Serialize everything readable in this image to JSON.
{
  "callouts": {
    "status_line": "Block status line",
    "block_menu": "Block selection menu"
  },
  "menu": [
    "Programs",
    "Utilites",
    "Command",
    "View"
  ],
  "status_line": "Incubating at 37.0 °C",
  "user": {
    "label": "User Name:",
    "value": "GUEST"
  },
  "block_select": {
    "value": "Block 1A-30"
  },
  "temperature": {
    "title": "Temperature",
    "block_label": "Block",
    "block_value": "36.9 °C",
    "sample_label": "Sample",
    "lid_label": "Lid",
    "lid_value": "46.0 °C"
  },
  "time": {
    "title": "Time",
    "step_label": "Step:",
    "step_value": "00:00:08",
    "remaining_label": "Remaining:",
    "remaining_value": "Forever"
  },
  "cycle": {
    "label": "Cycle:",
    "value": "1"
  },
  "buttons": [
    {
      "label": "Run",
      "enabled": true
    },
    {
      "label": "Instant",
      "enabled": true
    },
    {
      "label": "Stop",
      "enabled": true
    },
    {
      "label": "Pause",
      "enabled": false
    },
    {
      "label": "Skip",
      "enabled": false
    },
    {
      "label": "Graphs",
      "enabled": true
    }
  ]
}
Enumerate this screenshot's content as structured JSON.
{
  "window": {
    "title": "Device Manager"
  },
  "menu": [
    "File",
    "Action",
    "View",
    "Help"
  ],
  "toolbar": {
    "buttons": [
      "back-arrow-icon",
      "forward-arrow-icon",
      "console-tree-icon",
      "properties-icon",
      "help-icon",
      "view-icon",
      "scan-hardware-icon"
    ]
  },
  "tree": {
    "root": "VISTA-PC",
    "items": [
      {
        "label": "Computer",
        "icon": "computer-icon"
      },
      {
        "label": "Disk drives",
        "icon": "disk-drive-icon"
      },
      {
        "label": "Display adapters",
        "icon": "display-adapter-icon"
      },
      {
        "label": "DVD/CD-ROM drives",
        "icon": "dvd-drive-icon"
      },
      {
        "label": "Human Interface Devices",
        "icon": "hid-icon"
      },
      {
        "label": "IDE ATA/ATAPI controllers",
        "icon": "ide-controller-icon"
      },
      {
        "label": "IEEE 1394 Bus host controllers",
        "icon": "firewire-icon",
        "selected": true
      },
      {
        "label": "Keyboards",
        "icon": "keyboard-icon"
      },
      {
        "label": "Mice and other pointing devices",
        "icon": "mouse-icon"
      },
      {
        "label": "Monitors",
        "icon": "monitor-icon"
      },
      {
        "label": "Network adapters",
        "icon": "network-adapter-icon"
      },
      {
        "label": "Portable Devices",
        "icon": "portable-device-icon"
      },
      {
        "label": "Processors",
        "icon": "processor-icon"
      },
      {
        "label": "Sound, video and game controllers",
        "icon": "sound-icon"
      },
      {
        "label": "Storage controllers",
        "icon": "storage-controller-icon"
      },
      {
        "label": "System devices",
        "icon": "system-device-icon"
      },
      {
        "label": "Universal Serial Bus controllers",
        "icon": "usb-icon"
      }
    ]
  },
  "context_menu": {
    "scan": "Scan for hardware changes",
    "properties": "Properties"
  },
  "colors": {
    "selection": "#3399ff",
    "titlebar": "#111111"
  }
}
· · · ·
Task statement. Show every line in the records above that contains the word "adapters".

Answer section.
        "label": "Display adapters",
        "label": "Network adapters",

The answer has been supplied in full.